Each record must be written out again exactly. Skip any picture it contains.

....

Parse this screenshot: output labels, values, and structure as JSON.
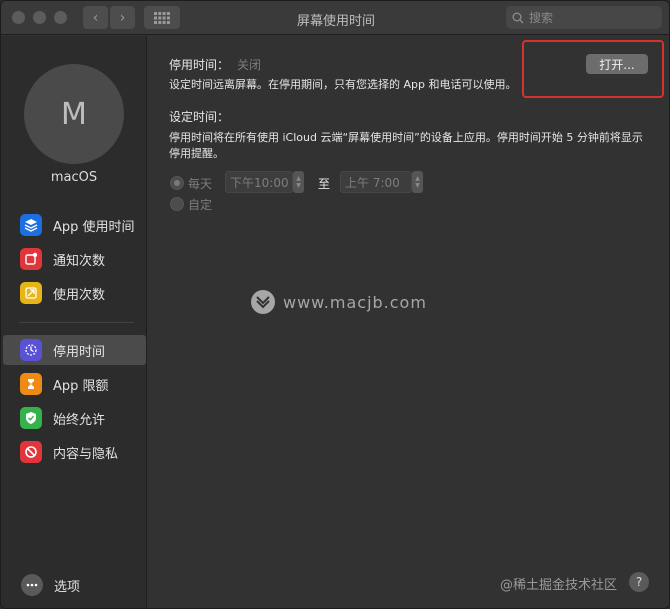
{
  "window": {
    "title": "屏幕使用时间"
  },
  "search": {
    "placeholder": "搜索"
  },
  "user": {
    "avatar_letter": "M",
    "name": "macOS"
  },
  "sidebar": {
    "items": [
      {
        "label": "App 使用时间",
        "icon": "layers-icon",
        "color": "#1b6fe0"
      },
      {
        "label": "通知次数",
        "icon": "notification-icon",
        "color": "#e0353a"
      },
      {
        "label": "使用次数",
        "icon": "pickup-icon",
        "color": "#e8b517"
      },
      {
        "label": "停用时间",
        "icon": "downtime-icon",
        "color": "#5a52d5",
        "active": true
      },
      {
        "label": "App 限额",
        "icon": "hourglass-icon",
        "color": "#ef8a17"
      },
      {
        "label": "始终允许",
        "icon": "checkmark-shield-icon",
        "color": "#35b24a"
      },
      {
        "label": "内容与隐私",
        "icon": "no-entry-icon",
        "color": "#e0353a"
      }
    ],
    "options_label": "选项"
  },
  "downtime": {
    "label": "停用时间：",
    "status": "关闭",
    "description": "设定时间远离屏幕。在停用期间，只有您选择的 App 和电话可以使用。",
    "open_button": "打开..."
  },
  "schedule": {
    "label": "设定时间：",
    "description_line1": "停用时间将在所有使用 iCloud 云端“屏幕使用时间”的设备上应用。停用时间开始 5 分钟前将显示",
    "description_line2": "停用提醒。",
    "option_everyday": "每天",
    "option_custom": "自定",
    "start_time": "下午10:00",
    "to_label": "至",
    "end_time": "上午  7:00"
  },
  "watermark": "www.macjb.com",
  "help_label": "?",
  "corner_watermark": "@稀土掘金技术社区",
  "colors": {
    "highlight": "#d4322c"
  }
}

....

● **Response box**:
Parse this screenshot: output labels, values, and structure as JSON.
{
  "window": {
    "title": "屏幕使用时间"
  },
  "search": {
    "placeholder": "搜索"
  },
  "user": {
    "avatar_letter": "M",
    "name": "macOS"
  },
  "sidebar": {
    "items": [
      {
        "label": "App 使用时间",
        "icon": "layers-icon",
        "color": "#1b6fe0"
      },
      {
        "label": "通知次数",
        "icon": "notification-icon",
        "color": "#e0353a"
      },
      {
        "label": "使用次数",
        "icon": "pickup-icon",
        "color": "#e8b517"
      },
      {
        "label": "停用时间",
        "icon": "downtime-icon",
        "color": "#5a52d5",
        "active": true
      },
      {
        "label": "App 限额",
        "icon": "hourglass-icon",
        "color": "#ef8a17"
      },
      {
        "label": "始终允许",
        "icon": "checkmark-shield-icon",
        "color": "#35b24a"
      },
      {
        "label": "内容与隐私",
        "icon": "no-entry-icon",
        "color": "#e0353a"
      }
    ],
    "options_label": "选项"
  },
  "downtime": {
    "label": "停用时间：",
    "status": "关闭",
    "description": "设定时间远离屏幕。在停用期间，只有您选择的 App 和电话可以使用。",
    "open_button": "打开..."
  },
  "schedule": {
    "label": "设定时间：",
    "description_line1": "停用时间将在所有使用 iCloud 云端“屏幕使用时间”的设备上应用。停用时间开始 5 分钟前将显示",
    "description_line2": "停用提醒。",
    "option_everyday": "每天",
    "option_custom": "自定",
    "start_time": "下午10:00",
    "to_label": "至",
    "end_time": "上午  7:00"
  },
  "watermark": "www.macjb.com",
  "help_label": "?",
  "corner_watermark": "@稀土掘金技术社区",
  "colors": {
    "highlight": "#d4322c"
  }
}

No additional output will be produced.